The 7yo girl was the smartest of the bunch, though in my opinion she had much too much screen time. I didn't want a mystery where one of the main detectives ended up being a 7yo.

What could C. J. Box have done to make this a more enjoyable book for you?

Make Joe Pickett develop a spine. It took a tad too long for that to happen.

Explain how the state of Wyoming hires a game warden who can't shoot a pistol and is more dangerous with it than without it.

How did the narrator detract from the book?

David Chandler made very little effort to act out the book, with virtually no regional accent, no differentiation between characters. All the women sounded alike (bitchy & arrogant). His insistence on exaggerated annunciation seemed like an affectation, and it was at first distracting from the plot line, them ultimately annoying.

Did Open Season inspire you to do anything?

I did finish it, because i wanted to see whodunit. I had a good idea early on, not that I'm that great at figuring it out, but because it wasn't that hard.

Any additional comments?

I wanted to enjoy it more, wished I had. The last quarter of the book got better, though it has some awful twists I did not enjoy.

32 people found this helpful

  • Overall
    5 out of 5 stars
  • Performance
    5 out of 5 stars
  • Story
    5 out of 5 stars

A Refreshing Detective

What made the experience of listening to Open Season the most enjoyable?

I have become a little tired of jaded, alcoholic detectives. Joe Pickett is a refreshing change.

What other book might you compare Open Season to and why?

None come to mind.

Which scene was your favorite?

I guess the one where his daughter escapes to the woods.

Did you have an extreme reaction to this book? Did it make you laugh or cry?

Nothing comes to mind.

Any additional comments?
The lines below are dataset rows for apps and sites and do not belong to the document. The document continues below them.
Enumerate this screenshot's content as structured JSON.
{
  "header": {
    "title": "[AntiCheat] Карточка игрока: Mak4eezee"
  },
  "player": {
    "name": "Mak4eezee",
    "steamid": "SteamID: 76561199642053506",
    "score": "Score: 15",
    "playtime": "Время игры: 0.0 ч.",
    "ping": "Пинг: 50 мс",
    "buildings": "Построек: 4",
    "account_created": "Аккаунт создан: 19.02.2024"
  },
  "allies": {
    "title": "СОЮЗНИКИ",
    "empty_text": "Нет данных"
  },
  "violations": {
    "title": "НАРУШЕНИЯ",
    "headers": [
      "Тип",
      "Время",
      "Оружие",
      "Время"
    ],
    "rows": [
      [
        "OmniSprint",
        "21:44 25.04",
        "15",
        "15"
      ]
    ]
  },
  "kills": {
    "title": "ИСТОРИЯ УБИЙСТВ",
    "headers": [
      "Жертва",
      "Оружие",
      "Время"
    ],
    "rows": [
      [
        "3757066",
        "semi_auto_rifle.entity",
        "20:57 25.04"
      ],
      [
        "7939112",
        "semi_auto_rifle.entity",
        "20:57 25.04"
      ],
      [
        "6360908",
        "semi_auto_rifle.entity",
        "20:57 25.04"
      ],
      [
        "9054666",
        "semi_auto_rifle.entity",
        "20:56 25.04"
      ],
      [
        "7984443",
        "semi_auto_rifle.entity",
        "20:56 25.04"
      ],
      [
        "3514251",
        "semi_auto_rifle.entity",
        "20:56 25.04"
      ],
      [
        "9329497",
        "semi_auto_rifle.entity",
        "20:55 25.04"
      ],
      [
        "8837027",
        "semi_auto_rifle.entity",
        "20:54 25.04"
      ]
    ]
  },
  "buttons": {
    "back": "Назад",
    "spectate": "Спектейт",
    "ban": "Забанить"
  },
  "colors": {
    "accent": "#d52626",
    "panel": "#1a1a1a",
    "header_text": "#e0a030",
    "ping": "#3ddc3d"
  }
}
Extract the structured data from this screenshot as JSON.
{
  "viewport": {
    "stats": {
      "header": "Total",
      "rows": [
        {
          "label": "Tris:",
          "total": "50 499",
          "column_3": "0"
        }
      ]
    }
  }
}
Interesting story with a great setting. The underlying question about the environment versus the economy is handled well. The villain makes a compelling case for not sacrificing too much to keep near extinct species from becoming extinct.

25 people found this helpful